An experimental “smart insulin” that acts for 14 hours has shown promise in mice and could be tested in people with type 1 diabetes in two years, researchers said Monday.
The product, known as Ins-PBA-F and developed by biochemists at the University of Utah, self-activates when blood sugar soars, according to the research published in the Proceedings of the National Academy of Sciences.
Tests on mice with a form of type 1 diabetes showed that one injection could “repeatedly and automatically lower blood sugar levels after mice are given amounts of sugar comparable to what they would consume at mealtime,” said the study.
The drug closely mimicked the way the bodies of normal mice would return their blood sugar levels to normal after eating.
“This is an important advance in insulin therapy,” said co-author Danny Chou, assistant professor of biochemistry at the University of Utah.
“Our insulin derivative appears to control blood sugar better than anything that is available to diabetes patients right now.”
People with type 1 diabetes must constantly monitor their blood sugar and manually inject themselves with insulin when needed.

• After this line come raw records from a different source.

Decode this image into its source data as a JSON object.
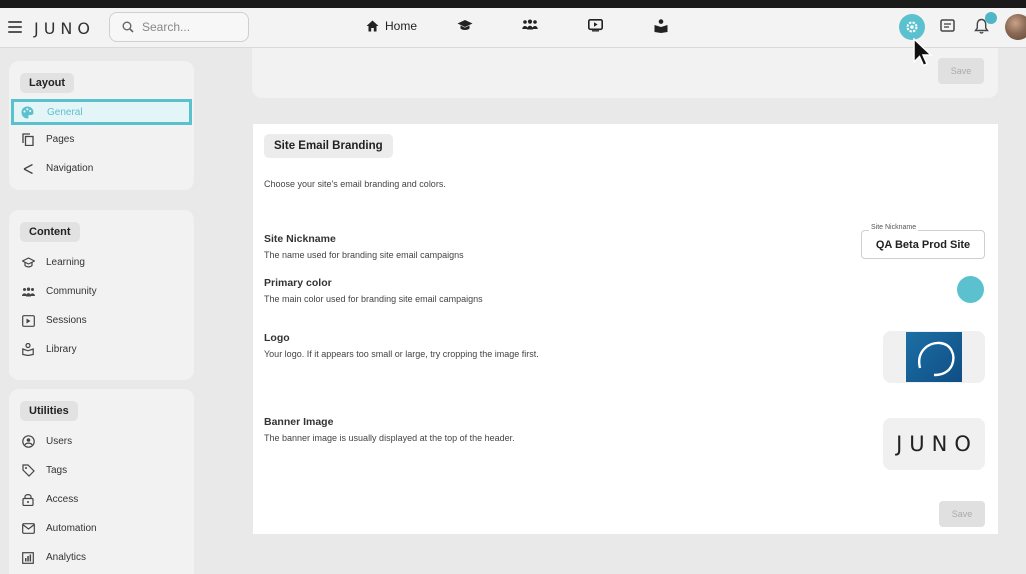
{
  "app": {
    "logo_text": "JUNO"
  },
  "search": {
    "placeholder": "Search..."
  },
  "topnav": {
    "home_label": "Home"
  },
  "sidebar": {
    "layout": {
      "title": "Layout",
      "items": [
        {
          "label": "General",
          "icon": "palette-icon"
        },
        {
          "label": "Pages",
          "icon": "pages-icon"
        },
        {
          "label": "Navigation",
          "icon": "share-icon"
        }
      ]
    },
    "content": {
      "title": "Content",
      "items": [
        {
          "label": "Learning",
          "icon": "graduation-cap-icon"
        },
        {
          "label": "Community",
          "icon": "people-icon"
        },
        {
          "label": "Sessions",
          "icon": "sessions-icon"
        },
        {
          "label": "Library",
          "icon": "book-reader-icon"
        }
      ]
    },
    "utilities": {
      "title": "Utilities",
      "items": [
        {
          "label": "Users",
          "icon": "users-icon"
        },
        {
          "label": "Tags",
          "icon": "tag-icon"
        },
        {
          "label": "Access",
          "icon": "lock-icon"
        },
        {
          "label": "Automation",
          "icon": "mail-icon"
        },
        {
          "label": "Analytics",
          "icon": "analytics-icon"
        }
      ]
    }
  },
  "top_card": {
    "save_label": "Save"
  },
  "branding": {
    "title": "Site Email Branding",
    "description": "Choose your site's email branding and colors.",
    "nickname": {
      "title": "Site Nickname",
      "description": "The name used for branding site email campaigns",
      "field_label": "Site Nickname",
      "value": "QA Beta Prod Site"
    },
    "primary_color": {
      "title": "Primary color",
      "description": "The main color used for branding site email campaigns",
      "value": "#5bc1cf"
    },
    "logo": {
      "title": "Logo",
      "description": "Your logo. If it appears too small or large, try cropping the image first."
    },
    "banner": {
      "title": "Banner Image",
      "description": "The banner image is usually displayed at the top of the header.",
      "image_text": "JUNO"
    },
    "save_label": "Save"
  },
  "colors": {
    "accent": "#5bc1cf"
  }
}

Any mistake or lapse can lead to complications, including heart disease, blindness or even death.
Ins-PBA-F is a chemically modified version of a naturally occurring hormone.
It differs from other “smart insulin” products in development that use a protein-based barrier, such as a gel or coating, that inhibits insulin when blood sugar is low.
After more long-term safety tests in lab animals, the first human safety trials could begin in two to five years.